In the early 1950s, Porsche’s focus was on making production cars such as the type 356. As competition grew fierce from other manufacturer’s racing endeavours, Porsche realized they would have to enter the race car business as well. In 1952, engineers started work on the first Porsche vehicle built exclusively for racing. Taking cues from the original 356 prototype and with guidance from Walter Glöckler, the team added steel-ladder framing, a production based 1500cc alcohol burning type 502 pushrod boxer engine and skinned it with aluminium bodywork by the Frankfurt coach builder – Weidenhausen, who had built the original Glöckler specials which the 550 prototypes had been inspired from. Porsche produced only two of these beautifully shaped machines: 550-01 and 550-02.
In its debut outing on May 31, 1953, 550-01 won its first ever race event, taking class victory at Nurburgring in the rain with Walter’s cousin, Helmut Glöckler behind the wheel. Car 550-01 competed as a roadster without its aero-aiding hardtop.
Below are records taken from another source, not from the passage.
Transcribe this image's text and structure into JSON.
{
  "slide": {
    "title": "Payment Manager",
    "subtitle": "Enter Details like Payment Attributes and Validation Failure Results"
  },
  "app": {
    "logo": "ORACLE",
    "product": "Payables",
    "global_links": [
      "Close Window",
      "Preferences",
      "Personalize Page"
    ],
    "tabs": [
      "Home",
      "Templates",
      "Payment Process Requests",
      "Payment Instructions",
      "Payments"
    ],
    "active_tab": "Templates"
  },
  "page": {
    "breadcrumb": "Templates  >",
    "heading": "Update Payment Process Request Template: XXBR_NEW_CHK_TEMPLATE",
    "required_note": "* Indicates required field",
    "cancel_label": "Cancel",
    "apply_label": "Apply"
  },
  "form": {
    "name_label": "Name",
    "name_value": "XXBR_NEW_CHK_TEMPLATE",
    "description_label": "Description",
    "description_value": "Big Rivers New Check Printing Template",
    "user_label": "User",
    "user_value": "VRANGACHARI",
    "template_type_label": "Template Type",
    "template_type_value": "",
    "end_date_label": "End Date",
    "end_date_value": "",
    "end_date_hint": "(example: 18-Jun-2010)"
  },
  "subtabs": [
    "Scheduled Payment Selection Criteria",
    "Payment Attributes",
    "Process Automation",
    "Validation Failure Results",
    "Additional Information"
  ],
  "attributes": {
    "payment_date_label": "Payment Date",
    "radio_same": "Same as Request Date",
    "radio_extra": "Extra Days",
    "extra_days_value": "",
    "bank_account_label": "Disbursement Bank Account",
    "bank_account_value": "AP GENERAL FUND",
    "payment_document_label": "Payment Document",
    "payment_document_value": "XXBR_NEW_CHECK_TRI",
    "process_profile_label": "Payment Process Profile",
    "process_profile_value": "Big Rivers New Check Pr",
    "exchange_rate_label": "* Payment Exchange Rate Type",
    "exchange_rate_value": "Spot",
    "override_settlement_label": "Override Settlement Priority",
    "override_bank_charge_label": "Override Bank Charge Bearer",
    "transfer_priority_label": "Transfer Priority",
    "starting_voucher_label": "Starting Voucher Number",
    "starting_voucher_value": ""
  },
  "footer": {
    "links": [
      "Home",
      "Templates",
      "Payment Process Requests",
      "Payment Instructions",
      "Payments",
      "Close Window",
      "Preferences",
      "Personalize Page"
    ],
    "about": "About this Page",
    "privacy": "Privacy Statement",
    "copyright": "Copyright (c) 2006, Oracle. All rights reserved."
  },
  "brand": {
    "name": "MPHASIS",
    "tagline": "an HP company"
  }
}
Shortly after, 550-01 and 02 were sold to a group led by Czech-born Guatemalan garage owner, Jaroslav Juhan. Later that year, 550-01 and 550-02 won the 1000 kilometre race in Buenos Aires, and both cars competed in the gruelling, five day, 3,000 kilometre Carrera Panamericana. Car 550-02 took out the class win, after sister car 550-01 retired with the fastest time in four of the event’s eight stages. After its Carrera Panamericana debut, 550-01 raced in Mexico until 1957, appearing in over 30 events.